Prior to this season, Bonino was known at least as much for his talents on offense. With the exception of his freshman season at Boston University, Bonino has been a point per game player at every level since age 15.
That changed when he made his NHL debut late last season, filling in for Ryan Getzlaf in nine games as the Ducks’ top-line center. He had a goal and an assist while averaging 14:13 time on ice per game.
Speaking of Bobby Ryan and Corey Perry, Bonino said, “when you’re with those two, it’s chances galore.”
Naturally, Bonino’s chances have decreased this season, but they’ve been there.
“I made some passes that goalies have somehow gotten across the crease and stopped, or just went wide, and shots that are going to go in on a different day,” he said. “As long as I keep working hard, the points are going to come.”

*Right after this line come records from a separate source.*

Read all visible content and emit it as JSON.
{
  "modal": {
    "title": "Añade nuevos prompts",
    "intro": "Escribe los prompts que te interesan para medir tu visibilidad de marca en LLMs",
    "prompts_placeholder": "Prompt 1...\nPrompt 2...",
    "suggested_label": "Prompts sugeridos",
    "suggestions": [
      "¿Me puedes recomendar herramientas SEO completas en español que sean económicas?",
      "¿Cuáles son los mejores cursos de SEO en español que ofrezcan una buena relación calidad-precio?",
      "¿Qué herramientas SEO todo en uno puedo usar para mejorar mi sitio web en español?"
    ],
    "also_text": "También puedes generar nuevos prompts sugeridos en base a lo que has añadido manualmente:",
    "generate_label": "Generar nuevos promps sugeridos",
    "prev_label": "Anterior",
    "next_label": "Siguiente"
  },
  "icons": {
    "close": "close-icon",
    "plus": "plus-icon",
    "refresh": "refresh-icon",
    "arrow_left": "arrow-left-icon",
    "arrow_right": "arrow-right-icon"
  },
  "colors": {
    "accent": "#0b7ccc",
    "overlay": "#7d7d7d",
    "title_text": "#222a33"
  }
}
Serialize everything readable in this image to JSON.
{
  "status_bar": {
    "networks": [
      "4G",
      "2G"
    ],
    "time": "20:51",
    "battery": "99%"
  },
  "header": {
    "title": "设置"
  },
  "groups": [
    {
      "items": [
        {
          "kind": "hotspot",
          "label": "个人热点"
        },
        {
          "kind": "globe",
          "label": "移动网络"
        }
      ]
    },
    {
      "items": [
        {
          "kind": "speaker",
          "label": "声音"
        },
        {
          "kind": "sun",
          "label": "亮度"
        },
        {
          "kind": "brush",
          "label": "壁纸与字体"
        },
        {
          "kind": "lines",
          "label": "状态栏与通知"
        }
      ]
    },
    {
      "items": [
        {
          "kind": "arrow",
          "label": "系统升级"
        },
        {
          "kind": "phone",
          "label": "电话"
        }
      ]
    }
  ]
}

For as long as Bonino’s been here, it wasn’t until last night that the Kid Line combined for a goal that was all their own. Bonino didn’t get a goal or an assist, but he started the second-period sequence by winning a faceoff in the defensive zone. That led to a long stretch pass off the glass by Lubomir Visnovsky, which led to a breakaway for Brandon McMillan and Dan Sexton; Sexton finished by deflecting a hard pass from McMillan into the net.
“Any time the whole line gets a goal, it’s something to be happy about,” Bonino said.
Added Carlyle, “if they can get in on the forecheck and utilize their speed, they’re quick players. Last night specifically (they turned a) defensive zone faceoff into a goal at the other end just by transitioning the puck from defense to offense and attacking. That’s one of their assets.
“(Bonino) is still is creating things, but he has to put some pressure on himself to deliver.”
Sounds like he’s feeling it.